I had also seen pictures of such people in the Horniman museum close to my home, where many treasures collected during the tea trading years of one Frederick Horniman, were housed. I followed slowly for a while until I found myself back outside the shop where I had started. My Sister was looking for me & took me back inside.
I was deeply moved by what I had seen & vowed to return one day to find these wonderful people & discover their ways. It was about 5 years later when I returned to Oxford Street alone, hoping to see them again. They were not there & I was bitterly disappointed.
I started to visit Oxford Street every weekend after that & on about my third try I found a single lone man, dressed in what I now knew to be dhotis, handing out leaflets in the street.
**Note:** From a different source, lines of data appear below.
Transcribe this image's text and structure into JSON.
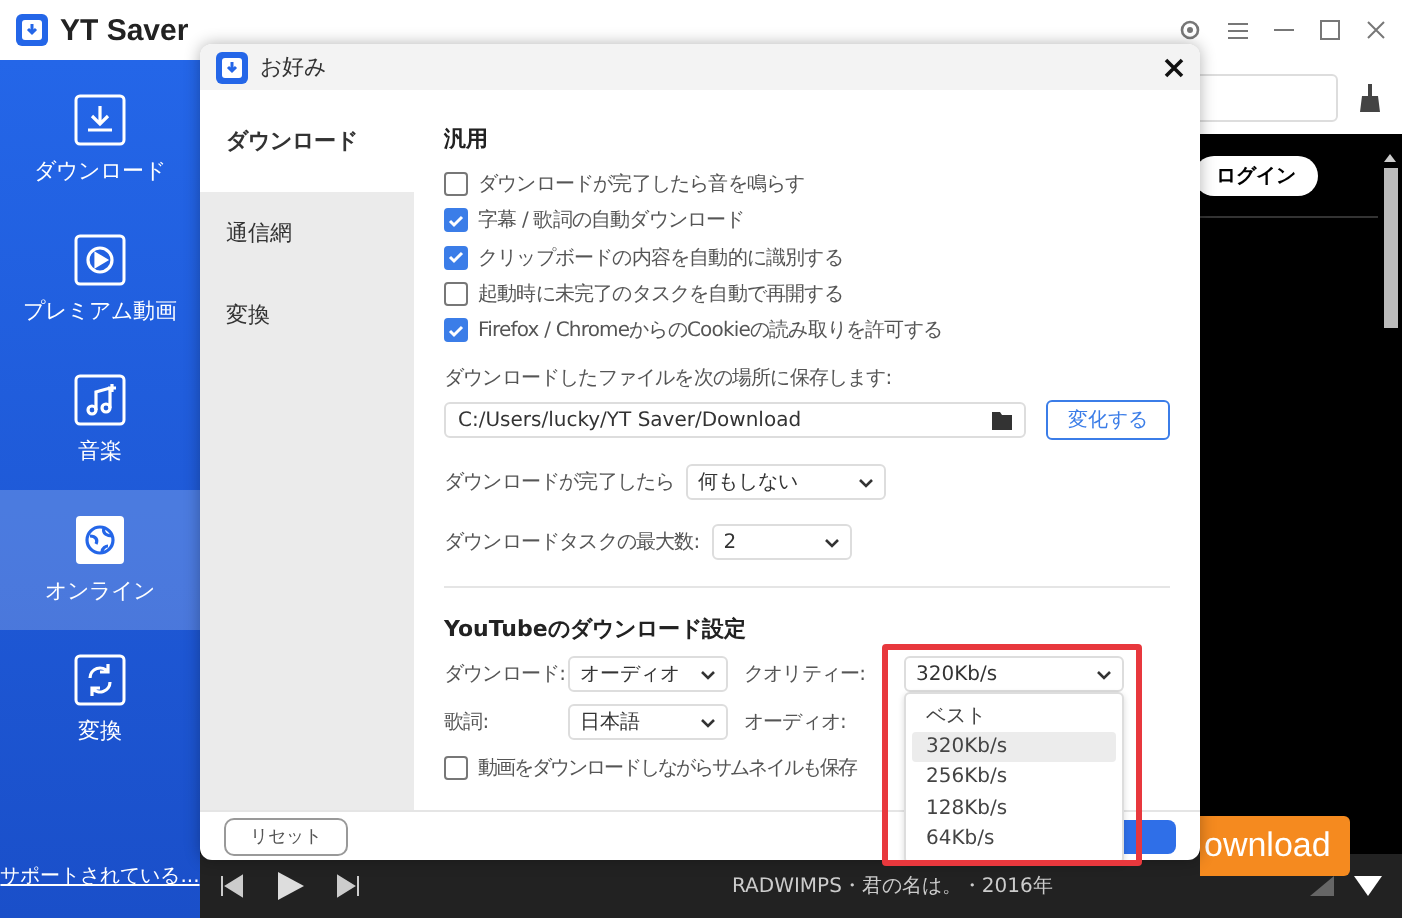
{
  "app": {
    "title": "YT Saver"
  },
  "sidebar": {
    "items": [
      {
        "label": "ダウンロード",
        "kind": "download",
        "selected": false
      },
      {
        "label": "プレミアム動画",
        "kind": "play",
        "selected": false
      },
      {
        "label": "音楽",
        "kind": "music",
        "selected": false
      },
      {
        "label": "オンライン",
        "kind": "globe",
        "selected": true
      },
      {
        "label": "変換",
        "kind": "convert",
        "selected": false
      }
    ],
    "support_link": "サポートされている..."
  },
  "browser": {
    "login_button": "ログイン",
    "now_playing": "RADWIMPS・君の名は。・2016年",
    "download_button": "ownload"
  },
  "dialog": {
    "title": "お好み",
    "nav": [
      {
        "label": "ダウンロード",
        "selected": true
      },
      {
        "label": "通信網",
        "selected": false
      },
      {
        "label": "変換",
        "selected": false
      }
    ],
    "general": {
      "heading": "汎用",
      "options": [
        {
          "label": "ダウンロードが完了したら音を鳴らす",
          "checked": false
        },
        {
          "label": "字幕 / 歌詞の自動ダウンロード",
          "checked": true
        },
        {
          "label": "クリップボードの内容を自動的に識別する",
          "checked": true
        },
        {
          "label": "起動時に未完了のタスクを自動で再開する",
          "checked": false
        },
        {
          "label": "Firefox / ChromeからのCookieの読み取りを許可する",
          "checked": true
        }
      ],
      "save_path_label": "ダウンロードしたファイルを次の場所に保存します:",
      "save_path": "C:/Users/lucky/YT Saver/Download",
      "change_button": "変化する",
      "after_done": {
        "label": "ダウンロードが完了したら",
        "value": "何もしない"
      },
      "max_tasks": {
        "label": "ダウンロードタスクの最大数:",
        "value": "2"
      }
    },
    "youtube": {
      "heading": "YouTubeのダウンロード設定",
      "download": {
        "label": "ダウンロード:",
        "value": "オーディオ"
      },
      "quality": {
        "label": "クオリティー:",
        "value": "320Kb/s"
      },
      "lyrics": {
        "label": "歌詞:",
        "value": "日本語"
      },
      "audio": {
        "label": "オーディオ:"
      },
      "thumbnail": {
        "label": "動画をダウンロードしながらサムネイルも保存",
        "checked": false
      }
    },
    "reset_button": "リセット"
  },
  "quality_dropdown": {
    "options": [
      {
        "label": "ベスト",
        "selected": false
      },
      {
        "label": "320Kb/s",
        "selected": true
      },
      {
        "label": "256Kb/s",
        "selected": false
      },
      {
        "label": "128Kb/s",
        "selected": false
      },
      {
        "label": "64Kb/s",
        "selected": false
      }
    ]
  }
}
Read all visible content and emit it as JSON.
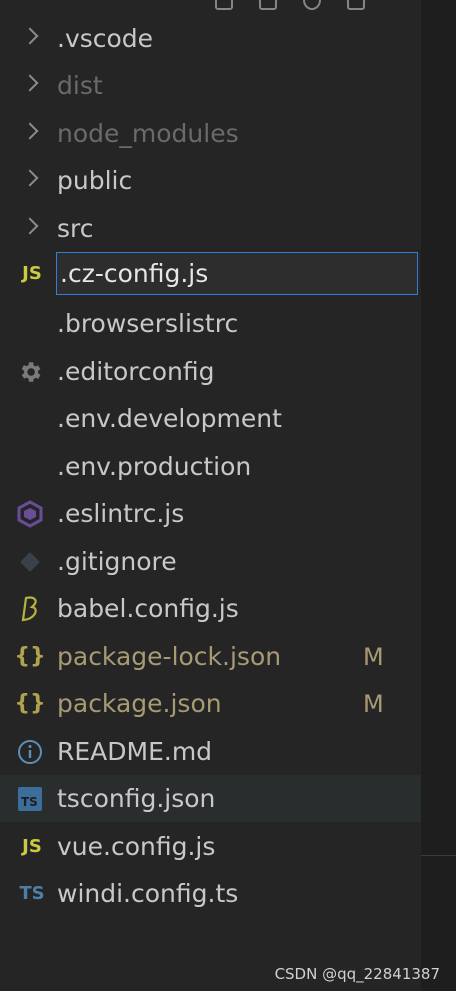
{
  "explorer": {
    "folders": [
      {
        "label": ".vscode",
        "dim": false
      },
      {
        "label": "dist",
        "dim": true
      },
      {
        "label": "node_modules",
        "dim": true
      },
      {
        "label": "public",
        "dim": false
      },
      {
        "label": "src",
        "dim": false
      }
    ],
    "rename_value": ".cz-config.js",
    "files": [
      {
        "label": ".browserslistrc",
        "icon": "lines-icon"
      },
      {
        "label": ".editorconfig",
        "icon": "gear-icon"
      },
      {
        "label": ".env.development",
        "icon": "lines-icon"
      },
      {
        "label": ".env.production",
        "icon": "lines-icon"
      },
      {
        "label": ".eslintrc.js",
        "icon": "eslint-icon"
      },
      {
        "label": ".gitignore",
        "icon": "git-icon"
      },
      {
        "label": "babel.config.js",
        "icon": "babel-icon"
      },
      {
        "label": "package-lock.json",
        "icon": "json-braces-icon",
        "badge": "M"
      },
      {
        "label": "package.json",
        "icon": "json-braces-icon",
        "badge": "M"
      },
      {
        "label": "README.md",
        "icon": "info-icon"
      },
      {
        "label": "tsconfig.json",
        "icon": "tsconfig-icon"
      },
      {
        "label": "vue.config.js",
        "icon": "js-icon"
      },
      {
        "label": "windi.config.ts",
        "icon": "ts-icon"
      }
    ],
    "icon_text": {
      "js": "JS",
      "json": "{}",
      "ts": "TS"
    }
  },
  "watermark": "CSDN @qq_22841387",
  "colors": {
    "sidebar_bg": "#252526",
    "editor_bg": "#1e1e1e",
    "focus_border": "#2f7fd6",
    "js_yellow": "#cbcb41",
    "json_yellow": "#b0a24e",
    "ts_blue": "#4d7fa5",
    "modified": "#a89a73"
  }
}
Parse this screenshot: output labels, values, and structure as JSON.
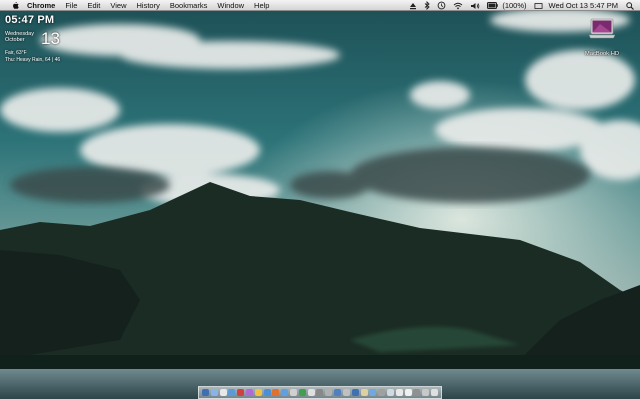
{
  "menubar": {
    "apple_icon": "apple-icon",
    "app_name": "Chrome",
    "menus": [
      "File",
      "Edit",
      "View",
      "History",
      "Bookmarks",
      "Window",
      "Help"
    ],
    "battery_text": "(100%)",
    "datetime": "Wed Oct 13  5:47 PM",
    "status_icons": [
      "eject-icon",
      "bluetooth-icon",
      "time-machine-icon",
      "wifi-icon",
      "volume-icon",
      "battery-icon",
      "user-icon",
      "spotlight-icon"
    ]
  },
  "widget": {
    "time": "05:47 PM",
    "day": "Wednesday",
    "month": "October",
    "date": "13",
    "weather_now": "Fair, 63°F",
    "weather_next": "Thu: Heavy Rain, 64 | 46"
  },
  "desktop": {
    "hd_label": "MacBook HD"
  },
  "dock": {
    "icon_colors": [
      "#3f6fb0",
      "#8ab4e8",
      "#e8e8e8",
      "#5a9ad8",
      "#d04040",
      "#b06ad8",
      "#f0c040",
      "#4a90d8",
      "#e07030",
      "#60a0e0",
      "#d0d0d0",
      "#3fa050",
      "#e0e0e0",
      "#888888",
      "#b0b0b0",
      "#5080c0",
      "#c0c0c0",
      "#4070b0",
      "#e0d0a0",
      "#70a8e0",
      "#a0a0a0",
      "#d0d8e0",
      "#e8e8e8",
      "#f0f0f0",
      "#909090",
      "#c8c8c8",
      "#e0e0e0"
    ]
  }
}
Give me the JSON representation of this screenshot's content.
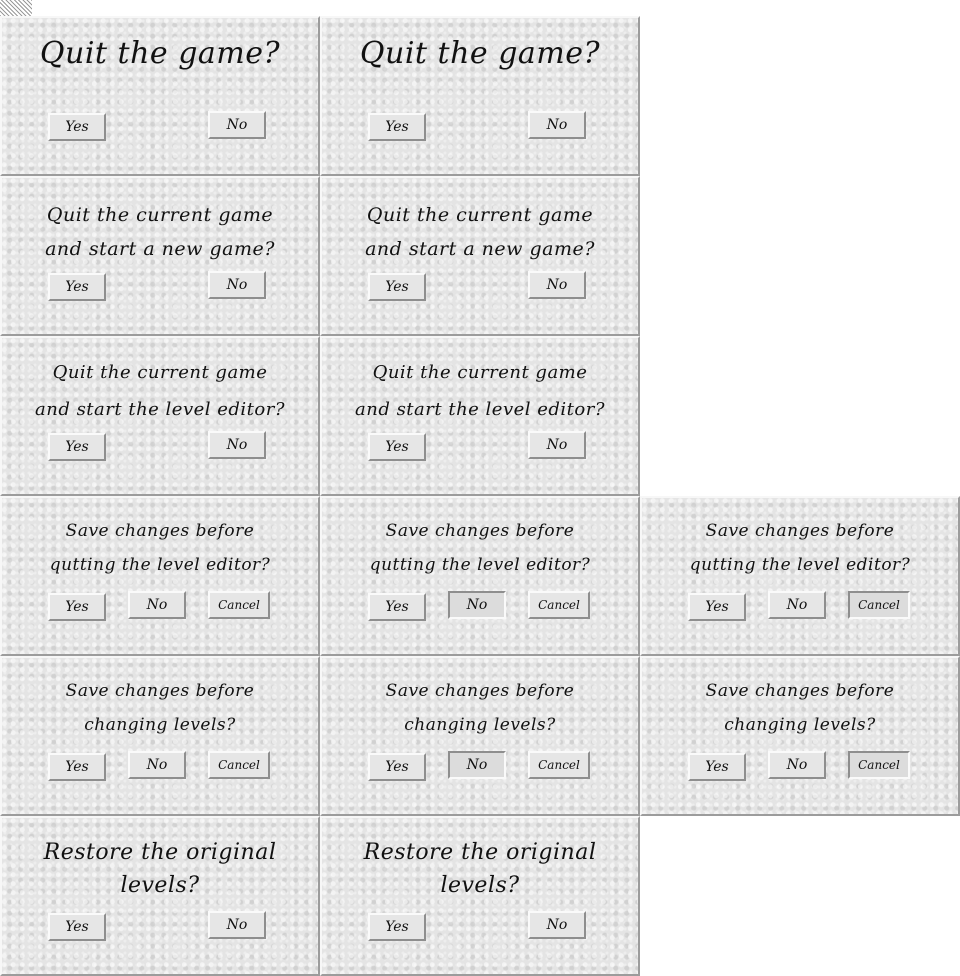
{
  "dialogs": {
    "quit_game": {
      "prompt": "Quit the game?"
    },
    "quit_new_game": {
      "line1": "Quit the current game",
      "line2": "and start a new game?"
    },
    "quit_level_editor": {
      "line1": "Quit the current game",
      "line2": "and start the level editor?"
    },
    "save_quit_editor": {
      "line1": "Save changes before",
      "line2": "qutting the level editor?"
    },
    "save_change_levels": {
      "line1": "Save changes before",
      "line2": "changing levels?"
    },
    "restore_levels": {
      "line1": "Restore the original",
      "line2": "levels?"
    }
  },
  "buttons": {
    "yes": "Yes",
    "no": "No",
    "cancel": "Cancel"
  }
}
I took one eagerly & read it hoping to find out where I could find them. There was an address of an ISKCON temple in Bury Place but I had no idea how to get there.
I returned to the smiling man & asked him where I could find the temple of which the leaflet spoke. He gave me directions & I started to walk excitedly in the direction he had pointed. It took me quite a while to get there & when I arrived I was surprised to find a rather dull looking town house. Nothing at all like the wonderful temples I had seen in books.
I entered shyly as a lady invited me in & gestured to the pile of shoes by the door, I understood immediately & slipped my shoes off leaving them with the others. She drew a tilaka (sacred mark) on my forehead with a paste, offered me some prasadam (sacred food that has been offered to God before being consumed) & so started a new chapter in my life.
After that I visited the temple once a week for a couple of months. Sometimes I was invited to study with others, reading from the Bhagavad Gita or the Srimad Bhagavatam & sometimes I was sent to the kitchen to help prepare vegetables. I learnt to make clothing for the deities & on one occasion I was taken to a room on one of the upper floors & left to clean a huge carpet with a tiny brush all on my own.
My favourite times, though, were when I was left alone with my tulsi beads, to chant in the temple room with the deities, I loved the smell of the incense & the wonderful colours of the flowers. The altar was so beautiful & I felt so at peace there. This was what I thought of as a temple. This was an inspiration for me.
I realized as time went on that there was a lot more to Hinduism than that which ISKCON could give me, & that I needed to look further afield in what I now understood was a wider quest for truth. It was a turning point in my life though & I will be eternally grateful for the care & love I was shown by the devotees during my visits.